● **Task goal**:
In full and word for word, give the records again.

● **Information given**:
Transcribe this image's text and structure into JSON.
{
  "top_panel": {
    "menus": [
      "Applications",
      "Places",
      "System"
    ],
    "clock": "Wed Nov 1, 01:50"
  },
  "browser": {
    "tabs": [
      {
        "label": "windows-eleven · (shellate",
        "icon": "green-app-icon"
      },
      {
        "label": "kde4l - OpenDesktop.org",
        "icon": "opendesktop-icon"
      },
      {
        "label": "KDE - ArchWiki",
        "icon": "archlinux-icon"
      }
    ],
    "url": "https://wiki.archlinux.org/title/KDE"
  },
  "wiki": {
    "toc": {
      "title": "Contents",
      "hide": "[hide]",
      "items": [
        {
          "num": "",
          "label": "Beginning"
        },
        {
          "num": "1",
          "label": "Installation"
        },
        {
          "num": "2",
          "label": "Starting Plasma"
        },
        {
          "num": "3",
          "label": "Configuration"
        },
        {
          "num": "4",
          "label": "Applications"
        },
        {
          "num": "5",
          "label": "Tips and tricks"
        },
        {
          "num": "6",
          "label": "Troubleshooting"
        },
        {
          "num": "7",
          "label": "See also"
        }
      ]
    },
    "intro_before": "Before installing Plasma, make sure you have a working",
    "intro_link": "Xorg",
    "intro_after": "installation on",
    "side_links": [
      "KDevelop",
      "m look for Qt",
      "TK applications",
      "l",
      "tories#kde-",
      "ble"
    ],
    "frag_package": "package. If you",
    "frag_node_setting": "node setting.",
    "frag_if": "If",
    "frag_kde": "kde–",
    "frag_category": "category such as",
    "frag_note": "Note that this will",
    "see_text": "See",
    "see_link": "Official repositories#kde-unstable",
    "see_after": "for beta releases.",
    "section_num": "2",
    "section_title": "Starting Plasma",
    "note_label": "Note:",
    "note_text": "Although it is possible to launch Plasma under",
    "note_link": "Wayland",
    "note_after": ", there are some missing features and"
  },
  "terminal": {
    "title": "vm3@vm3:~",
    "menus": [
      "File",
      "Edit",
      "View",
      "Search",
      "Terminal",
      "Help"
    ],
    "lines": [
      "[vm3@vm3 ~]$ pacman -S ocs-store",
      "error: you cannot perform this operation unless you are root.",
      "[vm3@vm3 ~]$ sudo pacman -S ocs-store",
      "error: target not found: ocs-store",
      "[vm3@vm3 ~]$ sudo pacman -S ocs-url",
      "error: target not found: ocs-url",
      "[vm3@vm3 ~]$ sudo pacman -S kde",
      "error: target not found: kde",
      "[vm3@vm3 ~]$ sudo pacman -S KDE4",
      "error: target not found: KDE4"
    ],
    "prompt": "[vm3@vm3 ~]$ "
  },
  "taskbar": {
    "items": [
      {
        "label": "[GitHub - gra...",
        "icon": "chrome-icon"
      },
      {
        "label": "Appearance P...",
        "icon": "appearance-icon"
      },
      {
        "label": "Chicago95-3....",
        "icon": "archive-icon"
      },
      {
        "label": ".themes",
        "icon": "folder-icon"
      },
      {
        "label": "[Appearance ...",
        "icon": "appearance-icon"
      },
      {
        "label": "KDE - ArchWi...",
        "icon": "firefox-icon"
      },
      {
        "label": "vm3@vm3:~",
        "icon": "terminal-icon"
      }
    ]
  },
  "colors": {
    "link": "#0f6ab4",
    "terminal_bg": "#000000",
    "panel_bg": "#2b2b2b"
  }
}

● **Reply to the task**:
Transcribe this image's text and structure into JSON.
{
  "top_panel": {
    "menus": [
      "Applications",
      "Places",
      "System"
    ],
    "clock": "Wed Nov 1, 01:50"
  },
  "browser": {
    "tabs": [
      {
        "label": "windows-eleven · (shellate",
        "icon": "green-app-icon"
      },
      {
        "label": "kde4l - OpenDesktop.org",
        "icon": "opendesktop-icon"
      },
      {
        "label": "KDE - ArchWiki",
        "icon": "archlinux-icon"
      }
    ],
    "url": "https://wiki.archlinux.org/title/KDE"
  },
  "wiki": {
    "toc": {
      "title": "Contents",
      "hide": "[hide]",
      "items": [
        {
          "num": "",
          "label": "Beginning"
        },
        {
          "num": "1",
          "label": "Installation"
        },
        {
          "num": "2",
          "label": "Starting Plasma"
        },
        {
          "num": "3",
          "label": "Configuration"
        },
        {
          "num": "4",
          "label": "Applications"
        },
        {
          "num": "5",
          "label": "Tips and tricks"
        },
        {
          "num": "6",
          "label": "Troubleshooting"
        },
        {
          "num": "7",
          "label": "See also"
        }
      ]
    },
    "intro_before": "Before installing Plasma, make sure you have a working",
    "intro_link": "Xorg",
    "intro_after": "installation on",
    "side_links": [
      "KDevelop",
      "m look for Qt",
      "TK applications",
      "l",
      "tories#kde-",
      "ble"
    ],
    "frag_package": "package. If you",
    "frag_node_setting": "node setting.",
    "frag_if": "If",
    "frag_kde": "kde–",
    "frag_category": "category such as",
    "frag_note": "Note that this will",
    "see_text": "See",
    "see_link": "Official repositories#kde-unstable",
    "see_after": "for beta releases.",
    "section_num": "2",
    "section_title": "Starting Plasma",
    "note_label": "Note:",
    "note_text": "Although it is possible to launch Plasma under",
    "note_link": "Wayland",
    "note_after": ", there are some missing features and"
  },
  "terminal": {
    "title": "vm3@vm3:~",
    "menus": [
      "File",
      "Edit",
      "View",
      "Search",
      "Terminal",
      "Help"
    ],
    "lines": [
      "[vm3@vm3 ~]$ pacman -S ocs-store",
      "error: you cannot perform this operation unless you are root.",
      "[vm3@vm3 ~]$ sudo pacman -S ocs-store",
      "error: target not found: ocs-store",
      "[vm3@vm3 ~]$ sudo pacman -S ocs-url",
      "error: target not found: ocs-url",
      "[vm3@vm3 ~]$ sudo pacman -S kde",
      "error: target not found: kde",
      "[vm3@vm3 ~]$ sudo pacman -S KDE4",
      "error: target not found: KDE4"
    ],
    "prompt": "[vm3@vm3 ~]$ "
  },
  "taskbar": {
    "items": [
      {
        "label": "[GitHub - gra...",
        "icon": "chrome-icon"
      },
      {
        "label": "Appearance P...",
        "icon": "appearance-icon"
      },
      {
        "label": "Chicago95-3....",
        "icon": "archive-icon"
      },
      {
        "label": ".themes",
        "icon": "folder-icon"
      },
      {
        "label": "[Appearance ...",
        "icon": "appearance-icon"
      },
      {
        "label": "KDE - ArchWi...",
        "icon": "firefox-icon"
      },
      {
        "label": "vm3@vm3:~",
        "icon": "terminal-icon"
      }
    ]
  },
  "colors": {
    "link": "#0f6ab4",
    "terminal_bg": "#000000",
    "panel_bg": "#2b2b2b"
  }
}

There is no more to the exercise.